Consider the emails that your organization sends to customers, suppliers and prospects. Will your recipients be satisfied by your security approach?
Microsoft's recent earnings (Q1 FY15) highlighted the momentum of Office 365 we've been discussing on this blog for some time. The announcement revealed that commercial Office and Office 365 boosted Microsoft's cloud revenues by 128% to $952 million.
But it's also been the year when businesses have come to terms with the practicalities of consolidating their critical IT functions with one vendor, even a vendor as established as Microsoft.
Two major Microsoft outages have affected Office 365 customers this year - the Azure outage in November and the email outage on Exchange Online and Office 365 in June. Not that it's the only cloud vendor to have experienced this problem - services from Google and even Facebook have had similar issues.
It's a stark reminder that care must be taken to ensure business continuity, as well as security and data integrity risks, are mitigated in the cloud in the same way they were on-premises.
Which is why risk mitigation is so important when CIOs are migrating to Office 365. A cloud continuity plan can counter reliance on just one service that can become a single point of failure for critical services like email. Invariably that plan needs third party cloud services, like Mimecast, to offer the same options that have been common place in the on-premises environment - a blended cloud approach.
Mimecast Services for Office 365 ensure when Office 365 is offline your business' email keeps working. It also enhances an organization’s security by detecting advanced threats like spear-phishing. In addition, it improves the resilience of critical data, meaning if data is lost or deleted accidentally or with malicious intent it’s fully retrievable. This vital protection for Office 365 helps overcome the remaining hurdles to enterprise adoption of Microsoft’s service.
If you’d like to find out how Mimecast and Office 365 services work better together, click here to download our free report and view a webcast of our CTO Neil Murray discussing the risks of a move to Office 365 and how to tackle them.
Last week Microsoft Azure suffered a major outage, disrupting many enterprises worldwide that had shifted their workloads to Microsoft’s public cloud, including companies who have upgraded to Office 365.
The cloud skeptics are already gathering to tell these companies they shouldn’t have moved to the cloud, but ask the IT managers of LAN-based services whether they ever have had unplanned downtime and of course the answer is yes. So what’s the answer to the downtime conundrum?
The simple solution is to treat the cloud with the same level of respect that we’ve been treating our on-premises systems for decades…are your core services, like email, so important that your business cannot do without them?
If the answer to that question is ‘yes’, and it usually is, then you should go for a blended-cloud approach.
Despite the fact that these events will be frustrating and disruptive for Microsoft customers (or Google or any other service for that matter) it’s still no reason to stop plans to move to the cloud, or retreat to the shelter of the LAN. However, this incident should be a trigger for IT teams to check they are being careful about what core cloud service they choose and then how they protect it.

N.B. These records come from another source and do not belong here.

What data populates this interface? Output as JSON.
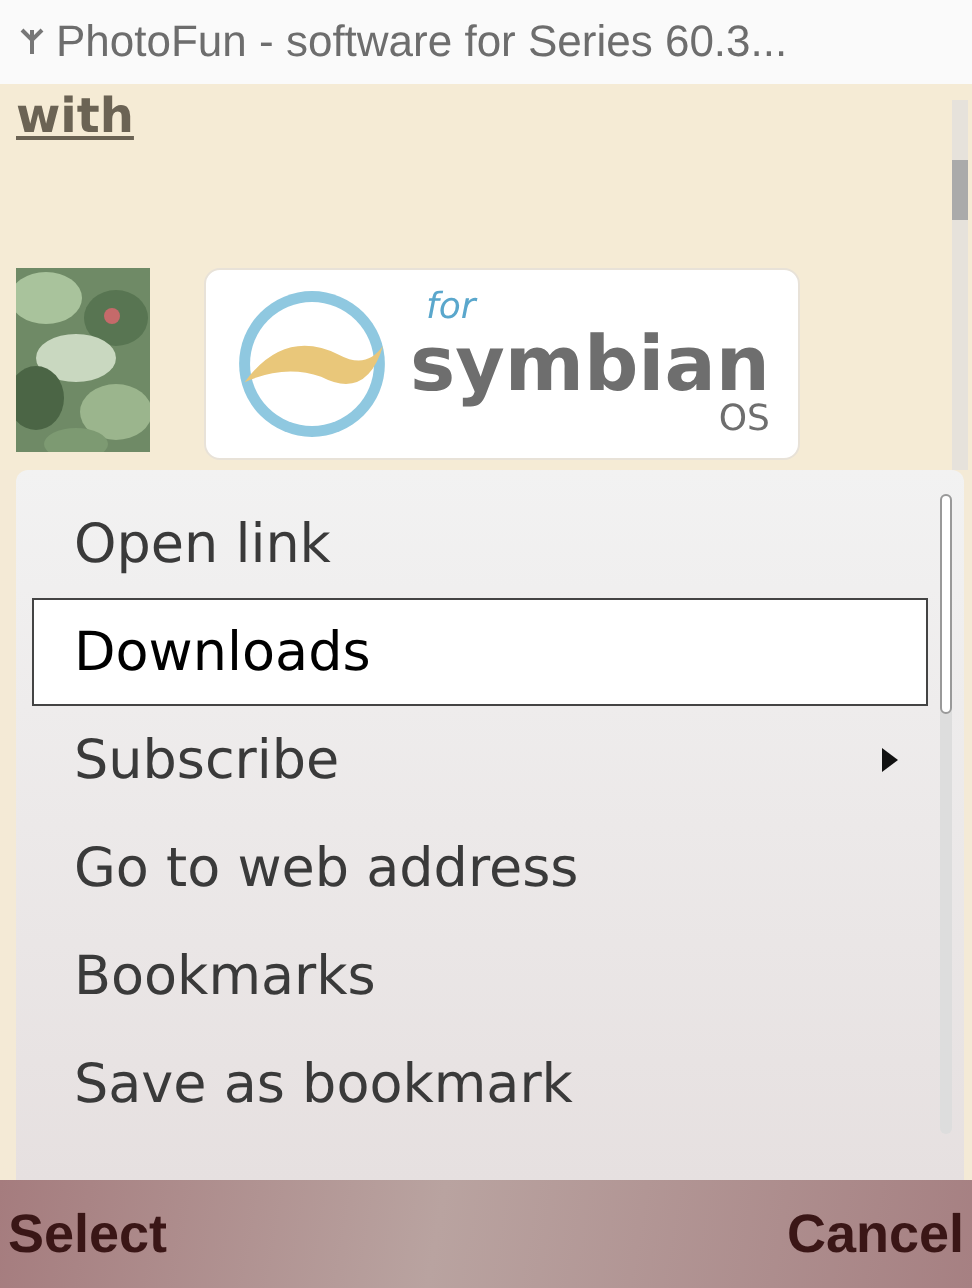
{
  "title_bar": {
    "title": "PhotoFun - software for Series 60.3..."
  },
  "page": {
    "link": "with",
    "logo": {
      "small": "for",
      "name": "symbian",
      "suffix": "OS"
    }
  },
  "menu": {
    "items": [
      {
        "label": "Open link",
        "selected": false,
        "submenu": false
      },
      {
        "label": "Downloads",
        "selected": true,
        "submenu": false
      },
      {
        "label": "Subscribe",
        "selected": false,
        "submenu": true
      },
      {
        "label": "Go to web address",
        "selected": false,
        "submenu": false
      },
      {
        "label": "Bookmarks",
        "selected": false,
        "submenu": false
      },
      {
        "label": "Save as bookmark",
        "selected": false,
        "submenu": false
      }
    ]
  },
  "softkeys": {
    "left": "Select",
    "right": "Cancel"
  }
}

When you move critical services and data, like email, to the cloud, you must also plan for the inevitability that at some point the service will most likely go down – just as you would with business continuity solutions on your own infrastructure if you kept them in-house. With Mimecast services you keep employees’ email up and running, and keep them productive even in the event of an outage.
What happens when the cloud service goes down? Every IT leader should be able to answer that question immediately and show their continuity strategy. A strategy based on planning and technology, not hope.
For more information about Mimecast cloud email continuity services please click here.